** PROBLEM **
Copy the records below in full, keeping each word as it is but omitting the pictures.

** DATA **
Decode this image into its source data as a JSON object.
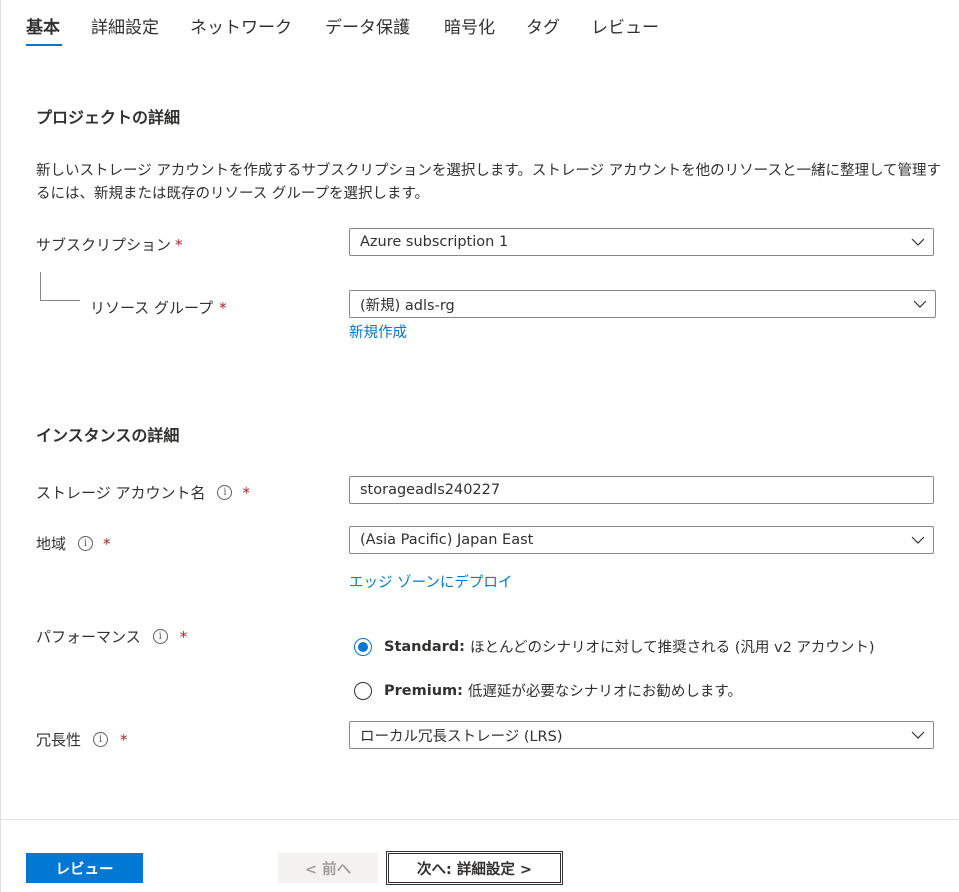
{
  "tabs": [
    {
      "label": "基本",
      "active": true
    },
    {
      "label": "詳細設定"
    },
    {
      "label": "ネットワーク"
    },
    {
      "label": "データ保護"
    },
    {
      "label": "暗号化"
    },
    {
      "label": "タグ"
    },
    {
      "label": "レビュー"
    }
  ],
  "project": {
    "title": "プロジェクトの詳細",
    "description": "新しいストレージ アカウントを作成するサブスクリプションを選択します。ストレージ アカウントを他のリソースと一緒に整理して管理するには、新規または既存のリソース グループを選択します。",
    "subscription_label": "サブスクリプション",
    "subscription_value": "Azure subscription 1",
    "resource_group_label": "リソース グループ",
    "resource_group_value": "(新規) adls-rg",
    "create_new_link": "新規作成"
  },
  "instance": {
    "title": "インスタンスの詳細",
    "account_name_label": "ストレージ アカウント名",
    "account_name_value": "storageadls240227",
    "region_label": "地域",
    "region_value": "(Asia Pacific) Japan East",
    "edge_zone_link": "エッジ ゾーンにデプロイ",
    "performance_label": "パフォーマンス",
    "performance_options": [
      {
        "name": "Standard:",
        "desc": "ほとんどのシナリオに対して推奨される (汎用 v2 アカウント)",
        "checked": true
      },
      {
        "name": "Premium:",
        "desc": "低遅延が必要なシナリオにお勧めします。",
        "checked": false
      }
    ],
    "redundancy_label": "冗長性",
    "redundancy_value": "ローカル冗長ストレージ (LRS)"
  },
  "required_mark": "*",
  "info_glyph": "i",
  "footer": {
    "review_button": "レビュー",
    "prev_button": "< 前へ",
    "next_button": "次へ: 詳細設定 >"
  },
  "colors": {
    "accent": "#0078d4",
    "required": "#a4262c",
    "text": "#323130"
  }
}
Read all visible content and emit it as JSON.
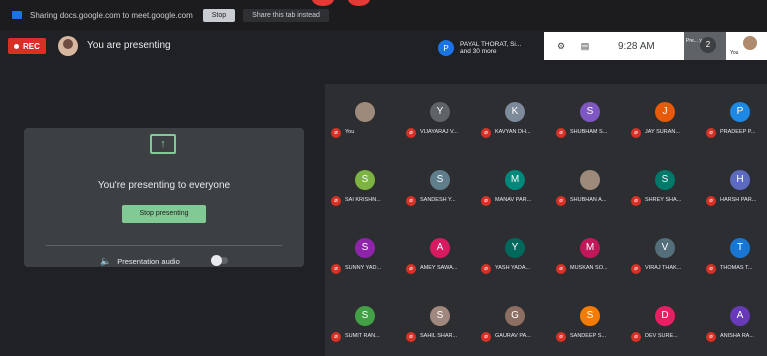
{
  "share_bar": {
    "message": "Sharing docs.google.com to meet.google.com",
    "stop_label": "Stop",
    "share_tab_label": "Share this tab instead"
  },
  "meet_top": {
    "rec_label": "REC",
    "presenting_label": "You are presenting",
    "pinned_line1": "PAYAL THORAT, Si...",
    "pinned_line2": "and 30 more",
    "pinned_initial": "P",
    "time": "9:28 AM",
    "chip_text": "Pre... you...",
    "chip_icon": "2",
    "you_label": "You"
  },
  "presentation": {
    "title": "You're presenting to everyone",
    "stop_label": "Stop presenting",
    "audio_label": "Presentation audio"
  },
  "participants": [
    {
      "initial": "",
      "name": "You",
      "color": "#9e8a7a",
      "photo": true
    },
    {
      "initial": "Y",
      "name": "VIJAYARAJ V...",
      "color": "#5f6368"
    },
    {
      "initial": "K",
      "name": "KAVYAN DH...",
      "color": "#7c8a99"
    },
    {
      "initial": "S",
      "name": "SHUBHAM S...",
      "color": "#7e57c2"
    },
    {
      "initial": "J",
      "name": "JAY SURAN...",
      "color": "#e8590c"
    },
    {
      "initial": "P",
      "name": "PRADEEP P...",
      "color": "#1e88e5"
    },
    {
      "initial": "S",
      "name": "SAI KRISHN...",
      "color": "#7cb342"
    },
    {
      "initial": "S",
      "name": "SANDESH Y...",
      "color": "#607d8b"
    },
    {
      "initial": "M",
      "name": "MANAV PAR...",
      "color": "#00897b"
    },
    {
      "initial": "",
      "name": "SHUBHAN A...",
      "color": "#6d5a4c",
      "photo": true
    },
    {
      "initial": "S",
      "name": "SHREY SHA...",
      "color": "#00796b"
    },
    {
      "initial": "H",
      "name": "HARSH PAR...",
      "color": "#5c6bc0"
    },
    {
      "initial": "S",
      "name": "SUNNY YAD...",
      "color": "#8e24aa"
    },
    {
      "initial": "A",
      "name": "AMEY SAWA...",
      "color": "#d81b60"
    },
    {
      "initial": "Y",
      "name": "YASH YADA...",
      "color": "#00695c"
    },
    {
      "initial": "M",
      "name": "MUSKAN SO...",
      "color": "#c2185b"
    },
    {
      "initial": "V",
      "name": "VIRAJ THAK...",
      "color": "#546e7a"
    },
    {
      "initial": "T",
      "name": "THOMAS T...",
      "color": "#1976d2"
    },
    {
      "initial": "S",
      "name": "SUMIT RAN...",
      "color": "#43a047"
    },
    {
      "initial": "S",
      "name": "SAHIL SHAR...",
      "color": "#a1887f"
    },
    {
      "initial": "G",
      "name": "GAURAV PA...",
      "color": "#8d6e63"
    },
    {
      "initial": "S",
      "name": "SANDEEP S...",
      "color": "#f57c00"
    },
    {
      "initial": "D",
      "name": "DEV SURE...",
      "color": "#e91e63"
    },
    {
      "initial": "A",
      "name": "ANISHA RA...",
      "color": "#673ab7"
    }
  ]
}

** SOLVED PROBLEM **
Decode this image into its source data as a JSON object.
{
  "tabs": [
    {
      "label": "基本",
      "active": true
    },
    {
      "label": "詳細設定"
    },
    {
      "label": "ネットワーク"
    },
    {
      "label": "データ保護"
    },
    {
      "label": "暗号化"
    },
    {
      "label": "タグ"
    },
    {
      "label": "レビュー"
    }
  ],
  "project": {
    "title": "プロジェクトの詳細",
    "description": "新しいストレージ アカウントを作成するサブスクリプションを選択します。ストレージ アカウントを他のリソースと一緒に整理して管理するには、新規または既存のリソース グループを選択します。",
    "subscription_label": "サブスクリプション",
    "subscription_value": "Azure subscription 1",
    "resource_group_label": "リソース グループ",
    "resource_group_value": "(新規) adls-rg",
    "create_new_link": "新規作成"
  },
  "instance": {
    "title": "インスタンスの詳細",
    "account_name_label": "ストレージ アカウント名",
    "account_name_value": "storageadls240227",
    "region_label": "地域",
    "region_value": "(Asia Pacific) Japan East",
    "edge_zone_link": "エッジ ゾーンにデプロイ",
    "performance_label": "パフォーマンス",
    "performance_options": [
      {
        "name": "Standard:",
        "desc": "ほとんどのシナリオに対して推奨される (汎用 v2 アカウント)",
        "checked": true
      },
      {
        "name": "Premium:",
        "desc": "低遅延が必要なシナリオにお勧めします。",
        "checked": false
      }
    ],
    "redundancy_label": "冗長性",
    "redundancy_value": "ローカル冗長ストレージ (LRS)"
  },
  "required_mark": "*",
  "info_glyph": "i",
  "footer": {
    "review_button": "レビュー",
    "prev_button": "< 前へ",
    "next_button": "次へ: 詳細設定 >"
  },
  "colors": {
    "accent": "#0078d4",
    "required": "#a4262c",
    "text": "#323130"
  }
}
Read all visible content and emit it as JSON.
{
  "share_bar": {
    "message": "Sharing docs.google.com to meet.google.com",
    "stop_label": "Stop",
    "share_tab_label": "Share this tab instead"
  },
  "meet_top": {
    "rec_label": "REC",
    "presenting_label": "You are presenting",
    "pinned_line1": "PAYAL THORAT, Si...",
    "pinned_line2": "and 30 more",
    "pinned_initial": "P",
    "time": "9:28 AM",
    "chip_text": "Pre... you...",
    "chip_icon": "2",
    "you_label": "You"
  },
  "presentation": {
    "title": "You're presenting to everyone",
    "stop_label": "Stop presenting",
    "audio_label": "Presentation audio"
  },
  "participants": [
    {
      "initial": "",
      "name": "You",
      "color": "#9e8a7a",
      "photo": true
    },
    {
      "initial": "Y",
      "name": "VIJAYARAJ V...",
      "color": "#5f6368"
    },
    {
      "initial": "K",
      "name": "KAVYAN DH...",
      "color": "#7c8a99"
    },
    {
      "initial": "S",
      "name": "SHUBHAM S...",
      "color": "#7e57c2"
    },
    {
      "initial": "J",
      "name": "JAY SURAN...",
      "color": "#e8590c"
    },
    {
      "initial": "P",
      "name": "PRADEEP P...",
      "color": "#1e88e5"
    },
    {
      "initial": "S",
      "name": "SAI KRISHN...",
      "color": "#7cb342"
    },
    {
      "initial": "S",
      "name": "SANDESH Y...",
      "color": "#607d8b"
    },
    {
      "initial": "M",
      "name": "MANAV PAR...",
      "color": "#00897b"
    },
    {
      "initial": "",
      "name": "SHUBHAN A...",
      "color": "#6d5a4c",
      "photo": true
    },
    {
      "initial": "S",
      "name": "SHREY SHA...",
      "color": "#00796b"
    },
    {
      "initial": "H",
      "name": "HARSH PAR...",
      "color": "#5c6bc0"
    },
    {
      "initial": "S",
      "name": "SUNNY YAD...",
      "color": "#8e24aa"
    },
    {
      "initial": "A",
      "name": "AMEY SAWA...",
      "color": "#d81b60"
    },
    {
      "initial": "Y",
      "name": "YASH YADA...",
      "color": "#00695c"
    },
    {
      "initial": "M",
      "name": "MUSKAN SO...",
      "color": "#c2185b"
    },
    {
      "initial": "V",
      "name": "VIRAJ THAK...",
      "color": "#546e7a"
    },
    {
      "initial": "T",
      "name": "THOMAS T...",
      "color": "#1976d2"
    },
    {
      "initial": "S",
      "name": "SUMIT RAN...",
      "color": "#43a047"
    },
    {
      "initial": "S",
      "name": "SAHIL SHAR...",
      "color": "#a1887f"
    },
    {
      "initial": "G",
      "name": "GAURAV PA...",
      "color": "#8d6e63"
    },
    {
      "initial": "S",
      "name": "SANDEEP S...",
      "color": "#f57c00"
    },
    {
      "initial": "D",
      "name": "DEV SURE...",
      "color": "#e91e63"
    },
    {
      "initial": "A",
      "name": "ANISHA RA...",
      "color": "#673ab7"
    }
  ]
}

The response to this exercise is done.